- DESCRIPTION OF THE TASK: Locate all lines in the data below that hold "subtitle" and show them.

- DATASET:
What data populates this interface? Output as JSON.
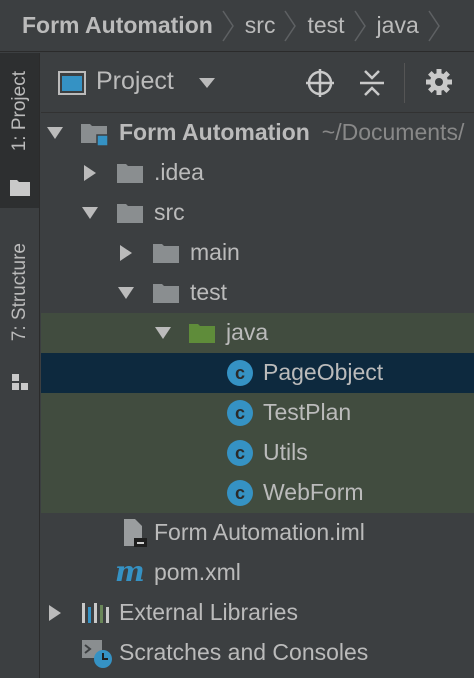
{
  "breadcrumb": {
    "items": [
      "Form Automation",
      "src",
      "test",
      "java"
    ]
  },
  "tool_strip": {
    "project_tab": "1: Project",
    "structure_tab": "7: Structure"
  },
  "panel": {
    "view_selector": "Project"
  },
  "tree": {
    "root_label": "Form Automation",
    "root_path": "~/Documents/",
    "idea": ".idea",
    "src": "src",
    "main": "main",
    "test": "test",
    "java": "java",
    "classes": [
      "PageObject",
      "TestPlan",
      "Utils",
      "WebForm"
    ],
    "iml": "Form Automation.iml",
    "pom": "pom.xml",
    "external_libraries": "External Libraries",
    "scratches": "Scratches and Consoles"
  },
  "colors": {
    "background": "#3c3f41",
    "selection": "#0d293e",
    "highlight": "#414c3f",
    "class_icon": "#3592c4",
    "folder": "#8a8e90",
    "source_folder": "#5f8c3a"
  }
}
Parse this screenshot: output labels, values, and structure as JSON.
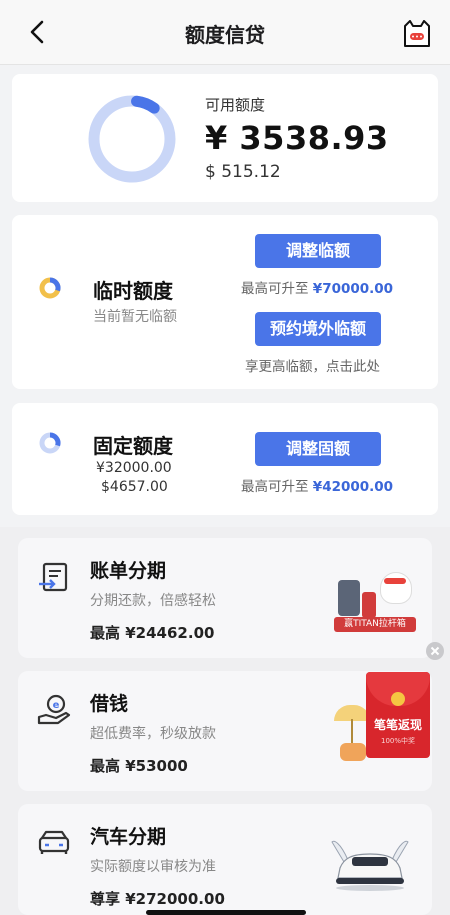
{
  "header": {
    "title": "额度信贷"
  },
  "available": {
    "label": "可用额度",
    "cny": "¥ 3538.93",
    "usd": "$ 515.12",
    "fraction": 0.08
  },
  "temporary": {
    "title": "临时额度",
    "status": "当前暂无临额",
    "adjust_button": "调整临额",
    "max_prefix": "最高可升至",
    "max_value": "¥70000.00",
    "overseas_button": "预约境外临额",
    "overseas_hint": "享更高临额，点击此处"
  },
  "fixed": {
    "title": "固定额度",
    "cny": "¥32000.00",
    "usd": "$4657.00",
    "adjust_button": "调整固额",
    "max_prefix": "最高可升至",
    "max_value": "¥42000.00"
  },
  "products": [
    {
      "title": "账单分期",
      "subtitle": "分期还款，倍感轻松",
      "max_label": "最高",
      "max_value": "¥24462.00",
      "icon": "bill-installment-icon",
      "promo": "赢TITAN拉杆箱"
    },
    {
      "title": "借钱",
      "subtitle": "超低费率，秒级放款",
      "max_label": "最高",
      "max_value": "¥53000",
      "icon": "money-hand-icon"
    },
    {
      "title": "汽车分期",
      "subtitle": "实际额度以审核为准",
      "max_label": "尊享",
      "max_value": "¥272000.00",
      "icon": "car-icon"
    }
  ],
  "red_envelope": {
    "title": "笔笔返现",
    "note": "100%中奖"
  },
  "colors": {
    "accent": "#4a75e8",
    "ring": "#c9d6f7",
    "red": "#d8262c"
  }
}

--

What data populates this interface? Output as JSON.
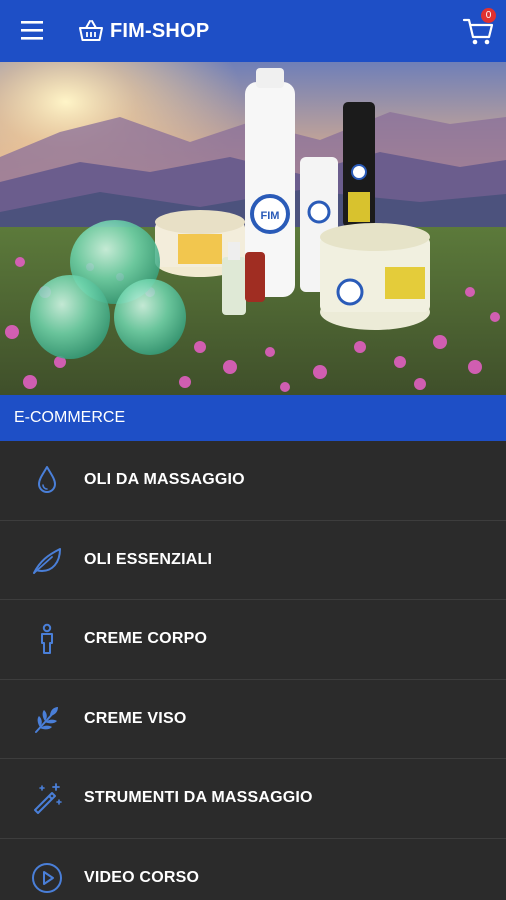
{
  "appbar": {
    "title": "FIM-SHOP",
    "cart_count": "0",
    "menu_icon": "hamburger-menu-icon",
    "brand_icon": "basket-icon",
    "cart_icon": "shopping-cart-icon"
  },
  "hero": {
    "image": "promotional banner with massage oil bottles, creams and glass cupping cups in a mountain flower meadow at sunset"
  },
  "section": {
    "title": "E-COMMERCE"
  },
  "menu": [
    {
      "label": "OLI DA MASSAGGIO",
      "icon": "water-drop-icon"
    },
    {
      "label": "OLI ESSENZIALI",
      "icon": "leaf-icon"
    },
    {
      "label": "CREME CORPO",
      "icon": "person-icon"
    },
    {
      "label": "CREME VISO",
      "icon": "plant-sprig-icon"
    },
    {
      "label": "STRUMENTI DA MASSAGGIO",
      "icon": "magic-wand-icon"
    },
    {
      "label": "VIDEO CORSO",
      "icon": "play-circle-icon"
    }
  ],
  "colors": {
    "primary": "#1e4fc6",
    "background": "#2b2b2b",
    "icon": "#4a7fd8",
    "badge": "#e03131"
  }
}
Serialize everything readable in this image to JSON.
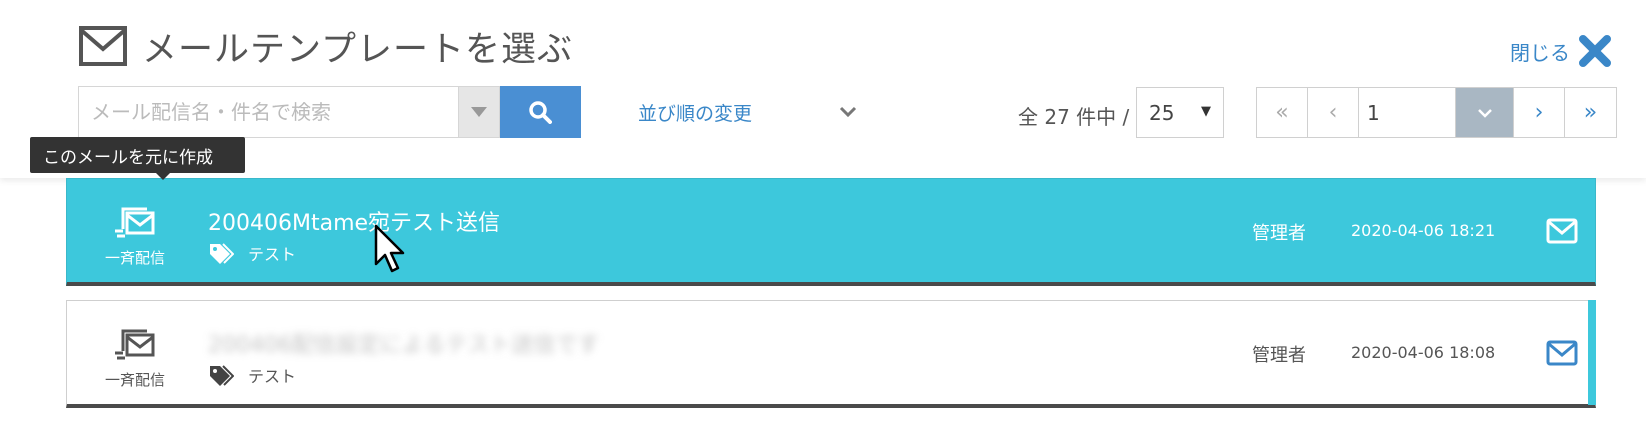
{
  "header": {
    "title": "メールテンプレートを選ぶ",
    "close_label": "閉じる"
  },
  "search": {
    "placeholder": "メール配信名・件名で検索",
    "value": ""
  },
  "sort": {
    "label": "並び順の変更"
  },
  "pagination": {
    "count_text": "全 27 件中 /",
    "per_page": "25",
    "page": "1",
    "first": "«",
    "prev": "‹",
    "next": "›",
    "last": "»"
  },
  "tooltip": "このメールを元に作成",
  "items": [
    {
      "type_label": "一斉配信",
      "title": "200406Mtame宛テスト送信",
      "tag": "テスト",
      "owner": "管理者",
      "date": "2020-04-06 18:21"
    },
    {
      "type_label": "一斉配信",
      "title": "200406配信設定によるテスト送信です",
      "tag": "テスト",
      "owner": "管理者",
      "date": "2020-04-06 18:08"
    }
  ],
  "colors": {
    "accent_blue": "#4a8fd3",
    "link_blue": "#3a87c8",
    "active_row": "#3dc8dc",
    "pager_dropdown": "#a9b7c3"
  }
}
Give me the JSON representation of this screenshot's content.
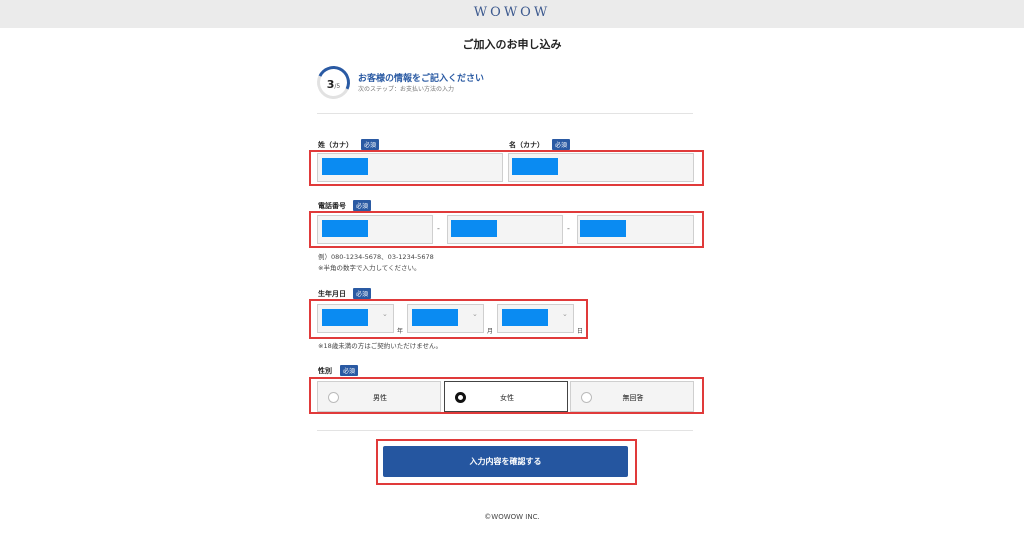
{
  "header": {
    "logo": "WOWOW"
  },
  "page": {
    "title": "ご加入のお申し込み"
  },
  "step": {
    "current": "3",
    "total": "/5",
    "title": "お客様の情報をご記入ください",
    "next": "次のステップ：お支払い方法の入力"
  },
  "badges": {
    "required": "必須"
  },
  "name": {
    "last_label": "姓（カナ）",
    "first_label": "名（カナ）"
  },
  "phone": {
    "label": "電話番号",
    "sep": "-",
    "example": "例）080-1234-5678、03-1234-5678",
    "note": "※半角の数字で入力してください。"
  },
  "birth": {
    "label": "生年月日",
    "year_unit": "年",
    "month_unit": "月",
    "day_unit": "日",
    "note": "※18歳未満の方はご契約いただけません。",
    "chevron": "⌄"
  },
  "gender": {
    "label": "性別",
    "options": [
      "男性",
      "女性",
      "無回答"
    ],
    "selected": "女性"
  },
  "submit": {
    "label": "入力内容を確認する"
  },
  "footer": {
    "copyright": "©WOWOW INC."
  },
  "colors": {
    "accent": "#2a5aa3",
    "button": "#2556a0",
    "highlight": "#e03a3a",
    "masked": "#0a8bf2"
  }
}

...

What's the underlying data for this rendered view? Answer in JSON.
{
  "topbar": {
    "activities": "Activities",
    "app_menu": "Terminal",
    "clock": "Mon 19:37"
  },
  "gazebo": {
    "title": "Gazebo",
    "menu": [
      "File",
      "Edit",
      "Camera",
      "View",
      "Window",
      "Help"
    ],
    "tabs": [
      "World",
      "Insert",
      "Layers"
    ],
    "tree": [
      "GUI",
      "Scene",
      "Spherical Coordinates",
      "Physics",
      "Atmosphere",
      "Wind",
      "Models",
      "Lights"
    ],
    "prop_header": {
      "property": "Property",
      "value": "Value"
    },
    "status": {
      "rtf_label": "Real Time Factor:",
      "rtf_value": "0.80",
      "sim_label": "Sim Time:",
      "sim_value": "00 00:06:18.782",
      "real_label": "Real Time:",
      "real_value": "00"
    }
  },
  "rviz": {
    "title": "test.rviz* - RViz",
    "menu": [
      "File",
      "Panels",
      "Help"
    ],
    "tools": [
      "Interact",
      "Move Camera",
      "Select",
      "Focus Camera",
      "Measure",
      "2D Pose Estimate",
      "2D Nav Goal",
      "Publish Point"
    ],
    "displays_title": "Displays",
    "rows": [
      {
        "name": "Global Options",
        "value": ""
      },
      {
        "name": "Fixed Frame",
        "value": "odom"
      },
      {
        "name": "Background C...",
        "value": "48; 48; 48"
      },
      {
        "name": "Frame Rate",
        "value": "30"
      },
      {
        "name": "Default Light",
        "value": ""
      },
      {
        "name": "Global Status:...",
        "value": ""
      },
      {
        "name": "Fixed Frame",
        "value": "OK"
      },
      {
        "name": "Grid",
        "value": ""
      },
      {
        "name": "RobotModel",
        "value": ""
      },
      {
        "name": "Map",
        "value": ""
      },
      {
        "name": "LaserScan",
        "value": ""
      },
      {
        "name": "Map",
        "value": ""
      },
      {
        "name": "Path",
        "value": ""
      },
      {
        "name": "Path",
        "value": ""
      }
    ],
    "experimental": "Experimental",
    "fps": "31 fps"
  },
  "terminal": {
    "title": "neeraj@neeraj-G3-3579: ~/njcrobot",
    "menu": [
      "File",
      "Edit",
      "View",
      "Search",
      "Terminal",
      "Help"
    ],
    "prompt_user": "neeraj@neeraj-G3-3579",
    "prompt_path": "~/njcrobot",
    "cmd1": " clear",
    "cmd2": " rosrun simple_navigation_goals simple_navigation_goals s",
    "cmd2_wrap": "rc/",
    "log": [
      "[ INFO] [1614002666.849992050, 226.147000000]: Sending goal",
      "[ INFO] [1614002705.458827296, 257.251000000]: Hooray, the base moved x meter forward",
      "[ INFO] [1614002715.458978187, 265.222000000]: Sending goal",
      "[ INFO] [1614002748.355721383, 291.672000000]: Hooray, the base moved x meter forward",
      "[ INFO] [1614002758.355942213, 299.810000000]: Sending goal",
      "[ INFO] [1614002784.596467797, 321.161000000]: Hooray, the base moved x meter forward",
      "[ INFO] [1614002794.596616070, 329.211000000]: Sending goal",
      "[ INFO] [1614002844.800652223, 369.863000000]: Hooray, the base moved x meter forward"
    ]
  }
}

- SOLUTION BELOW:
      "subtitle": "分期还款，倍感轻松",
      "subtitle": "超低费率，秒级放款",
      "subtitle": "实际额度以审核为准",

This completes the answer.